- Task requirements: Each line of the entries below that includes "GBPUSD" belongs in your answer.

** Input follows **

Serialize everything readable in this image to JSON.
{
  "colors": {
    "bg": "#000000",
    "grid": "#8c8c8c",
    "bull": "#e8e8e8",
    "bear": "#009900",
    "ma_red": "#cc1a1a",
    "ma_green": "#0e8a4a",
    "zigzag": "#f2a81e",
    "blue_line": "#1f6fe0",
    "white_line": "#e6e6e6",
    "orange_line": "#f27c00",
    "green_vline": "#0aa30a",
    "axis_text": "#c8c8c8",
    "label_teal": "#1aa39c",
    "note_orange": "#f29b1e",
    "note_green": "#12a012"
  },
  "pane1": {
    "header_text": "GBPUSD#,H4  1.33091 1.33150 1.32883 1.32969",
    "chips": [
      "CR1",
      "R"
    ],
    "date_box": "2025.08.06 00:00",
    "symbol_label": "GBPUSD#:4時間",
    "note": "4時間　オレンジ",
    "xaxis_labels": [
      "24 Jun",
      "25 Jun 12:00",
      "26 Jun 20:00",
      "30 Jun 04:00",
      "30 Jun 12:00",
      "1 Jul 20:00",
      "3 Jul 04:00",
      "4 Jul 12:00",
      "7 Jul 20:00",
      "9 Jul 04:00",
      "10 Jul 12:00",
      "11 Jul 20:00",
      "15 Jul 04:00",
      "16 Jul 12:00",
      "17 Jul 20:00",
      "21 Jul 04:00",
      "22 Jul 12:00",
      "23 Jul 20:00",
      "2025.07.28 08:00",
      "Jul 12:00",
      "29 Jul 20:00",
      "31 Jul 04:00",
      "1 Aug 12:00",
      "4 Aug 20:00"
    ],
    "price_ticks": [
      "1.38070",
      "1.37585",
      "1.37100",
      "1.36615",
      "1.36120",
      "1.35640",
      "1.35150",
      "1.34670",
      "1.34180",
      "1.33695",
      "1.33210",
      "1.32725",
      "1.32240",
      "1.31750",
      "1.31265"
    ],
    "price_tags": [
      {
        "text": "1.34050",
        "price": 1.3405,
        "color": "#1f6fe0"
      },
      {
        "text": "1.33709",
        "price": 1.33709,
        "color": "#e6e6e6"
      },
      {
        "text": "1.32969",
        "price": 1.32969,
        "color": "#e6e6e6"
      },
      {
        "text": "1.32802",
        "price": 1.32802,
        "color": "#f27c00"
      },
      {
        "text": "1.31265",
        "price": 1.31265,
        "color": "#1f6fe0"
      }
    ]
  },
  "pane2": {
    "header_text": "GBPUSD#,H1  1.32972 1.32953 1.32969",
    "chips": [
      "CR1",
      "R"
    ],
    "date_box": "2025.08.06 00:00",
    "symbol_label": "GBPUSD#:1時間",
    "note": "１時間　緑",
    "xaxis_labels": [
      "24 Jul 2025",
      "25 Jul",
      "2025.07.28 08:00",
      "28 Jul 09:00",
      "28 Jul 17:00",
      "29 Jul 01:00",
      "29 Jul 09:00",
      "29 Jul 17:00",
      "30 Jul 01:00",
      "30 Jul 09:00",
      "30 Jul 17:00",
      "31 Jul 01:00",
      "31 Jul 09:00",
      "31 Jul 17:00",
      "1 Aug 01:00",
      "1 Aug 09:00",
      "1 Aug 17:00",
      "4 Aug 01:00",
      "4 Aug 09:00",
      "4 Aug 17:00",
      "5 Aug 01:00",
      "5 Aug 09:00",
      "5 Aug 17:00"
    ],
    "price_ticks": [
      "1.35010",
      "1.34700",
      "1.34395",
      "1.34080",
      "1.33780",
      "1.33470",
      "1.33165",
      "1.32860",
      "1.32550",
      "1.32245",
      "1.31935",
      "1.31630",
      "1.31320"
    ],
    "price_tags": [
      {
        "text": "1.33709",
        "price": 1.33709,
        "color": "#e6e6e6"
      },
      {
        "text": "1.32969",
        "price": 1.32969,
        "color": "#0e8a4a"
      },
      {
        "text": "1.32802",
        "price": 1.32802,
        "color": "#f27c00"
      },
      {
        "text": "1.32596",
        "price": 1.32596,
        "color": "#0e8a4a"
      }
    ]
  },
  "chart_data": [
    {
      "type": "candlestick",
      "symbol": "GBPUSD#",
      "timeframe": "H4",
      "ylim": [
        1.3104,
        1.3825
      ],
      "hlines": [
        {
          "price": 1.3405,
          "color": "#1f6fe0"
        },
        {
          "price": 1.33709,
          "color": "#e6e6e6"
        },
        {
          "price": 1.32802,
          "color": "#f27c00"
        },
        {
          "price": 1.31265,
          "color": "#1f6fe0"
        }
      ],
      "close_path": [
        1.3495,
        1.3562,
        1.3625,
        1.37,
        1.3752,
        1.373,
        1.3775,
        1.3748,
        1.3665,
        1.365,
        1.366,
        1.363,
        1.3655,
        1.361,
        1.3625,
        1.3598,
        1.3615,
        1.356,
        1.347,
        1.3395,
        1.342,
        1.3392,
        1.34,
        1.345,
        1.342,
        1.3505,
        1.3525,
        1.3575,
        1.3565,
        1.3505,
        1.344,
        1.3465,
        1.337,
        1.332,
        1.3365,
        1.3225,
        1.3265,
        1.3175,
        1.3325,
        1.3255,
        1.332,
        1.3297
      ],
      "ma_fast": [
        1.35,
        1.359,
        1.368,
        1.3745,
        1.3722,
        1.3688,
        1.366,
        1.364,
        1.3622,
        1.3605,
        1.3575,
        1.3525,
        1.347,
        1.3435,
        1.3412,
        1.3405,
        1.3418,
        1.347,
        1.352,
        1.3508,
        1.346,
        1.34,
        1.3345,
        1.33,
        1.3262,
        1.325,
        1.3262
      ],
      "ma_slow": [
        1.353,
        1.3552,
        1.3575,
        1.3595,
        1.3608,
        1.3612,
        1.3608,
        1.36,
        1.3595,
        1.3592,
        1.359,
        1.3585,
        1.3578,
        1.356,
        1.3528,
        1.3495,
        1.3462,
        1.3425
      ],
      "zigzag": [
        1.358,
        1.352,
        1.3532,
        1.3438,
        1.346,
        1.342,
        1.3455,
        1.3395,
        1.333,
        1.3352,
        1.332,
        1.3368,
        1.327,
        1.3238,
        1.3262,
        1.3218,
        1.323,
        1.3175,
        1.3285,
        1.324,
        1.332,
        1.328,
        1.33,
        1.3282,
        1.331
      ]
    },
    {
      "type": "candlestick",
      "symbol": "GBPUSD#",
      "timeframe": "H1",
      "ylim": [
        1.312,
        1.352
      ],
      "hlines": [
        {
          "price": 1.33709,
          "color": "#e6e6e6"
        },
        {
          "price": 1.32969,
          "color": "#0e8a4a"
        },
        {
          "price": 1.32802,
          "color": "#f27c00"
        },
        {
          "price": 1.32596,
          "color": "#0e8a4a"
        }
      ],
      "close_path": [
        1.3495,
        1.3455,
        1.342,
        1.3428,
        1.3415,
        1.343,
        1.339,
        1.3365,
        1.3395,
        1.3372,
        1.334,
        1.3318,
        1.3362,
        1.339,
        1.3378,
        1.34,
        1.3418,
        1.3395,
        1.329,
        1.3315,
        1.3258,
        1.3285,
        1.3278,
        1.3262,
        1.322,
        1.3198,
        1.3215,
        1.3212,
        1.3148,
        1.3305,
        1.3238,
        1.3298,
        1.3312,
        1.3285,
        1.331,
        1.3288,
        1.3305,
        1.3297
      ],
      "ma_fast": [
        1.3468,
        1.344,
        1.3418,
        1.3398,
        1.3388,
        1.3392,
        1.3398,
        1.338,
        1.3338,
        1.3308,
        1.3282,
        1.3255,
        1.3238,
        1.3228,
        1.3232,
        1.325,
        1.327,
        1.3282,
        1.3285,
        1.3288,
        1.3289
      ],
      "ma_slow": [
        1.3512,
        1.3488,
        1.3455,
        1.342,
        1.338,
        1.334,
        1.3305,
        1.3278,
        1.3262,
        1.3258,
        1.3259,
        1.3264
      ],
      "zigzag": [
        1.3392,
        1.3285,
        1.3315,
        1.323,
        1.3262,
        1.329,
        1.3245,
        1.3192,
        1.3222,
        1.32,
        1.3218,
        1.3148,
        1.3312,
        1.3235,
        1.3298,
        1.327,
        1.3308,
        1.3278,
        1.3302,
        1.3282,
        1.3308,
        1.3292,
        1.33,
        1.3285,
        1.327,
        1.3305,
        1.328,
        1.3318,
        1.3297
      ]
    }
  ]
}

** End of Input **

- Response to this task:
    "header_text": "GBPUSD#,H4  1.33091 1.33150 1.32883 1.32969",
    "symbol_label": "GBPUSD#:4時間",
    "header_text": "GBPUSD#,H1  1.32972 1.32953 1.32969",
    "symbol_label": "GBPUSD#:1時間",
      "symbol": "GBPUSD#",
      "symbol": "GBPUSD#",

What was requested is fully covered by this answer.